  • var polygon = turf.polygon([ [
    [-106.73355,35.21197],[-106.73355,35.04911],[ -106.51932,35.04911],[-106.49872,35.19177]
    ]], {
    “fill”: “#6BC65F”,
    “stroke”: “#6BC65F”,
    “stroke-width”: 5,
    “description”:”A sample polygon”

5. Create feature collections for the polygon(s) and points. Add them to the map using an option to call your onEachFeature function.

  • var p = turf.featurecollection([polygon]);
    var t = turf.featurecollection([p1,p2,p3]);
  • L.geoJson(p).addTo(map);
  • L.geoJson(t, {
    onEachFeature: onEachFeature

6. Now pass the sum function the polygon, points, the field to sum and the name of the output field.

  • var sum = turf.sum(p,t,”title”,”output”);
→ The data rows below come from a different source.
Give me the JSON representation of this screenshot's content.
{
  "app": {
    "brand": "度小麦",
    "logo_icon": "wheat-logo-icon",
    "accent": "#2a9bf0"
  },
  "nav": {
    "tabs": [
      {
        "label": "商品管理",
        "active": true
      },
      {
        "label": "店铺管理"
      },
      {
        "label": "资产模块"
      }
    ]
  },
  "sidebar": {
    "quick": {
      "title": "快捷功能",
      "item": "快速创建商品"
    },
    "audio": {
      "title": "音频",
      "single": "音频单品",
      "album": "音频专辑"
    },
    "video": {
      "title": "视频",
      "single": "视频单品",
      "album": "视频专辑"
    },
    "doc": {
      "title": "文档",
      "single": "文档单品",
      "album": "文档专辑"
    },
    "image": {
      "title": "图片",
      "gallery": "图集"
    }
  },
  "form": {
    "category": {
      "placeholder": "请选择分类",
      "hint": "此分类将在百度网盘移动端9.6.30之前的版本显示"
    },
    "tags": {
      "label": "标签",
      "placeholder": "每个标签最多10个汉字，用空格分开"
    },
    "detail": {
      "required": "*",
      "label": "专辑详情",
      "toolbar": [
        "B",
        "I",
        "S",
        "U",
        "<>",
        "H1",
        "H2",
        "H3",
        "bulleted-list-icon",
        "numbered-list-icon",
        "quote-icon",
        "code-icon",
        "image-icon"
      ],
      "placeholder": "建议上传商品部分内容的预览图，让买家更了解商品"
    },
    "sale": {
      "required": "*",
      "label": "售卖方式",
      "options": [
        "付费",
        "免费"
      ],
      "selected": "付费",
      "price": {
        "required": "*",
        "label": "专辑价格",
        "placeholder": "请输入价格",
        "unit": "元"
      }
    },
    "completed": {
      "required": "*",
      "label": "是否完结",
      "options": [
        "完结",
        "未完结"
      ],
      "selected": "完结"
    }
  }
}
7. when you click the map you will get the result. Notice the marker with the value of 100 is ignored since it is outside the polygon.

  • map.on(“click”,function(){alert(sum.features[0].properties.output);});

Lastly, when you can click a marker and the popup information is displayed.




Running geoprocessing tasks without having to pass data back and forth from client to server is the way to go. It also means your browser can now work as a simple desktop GIS application.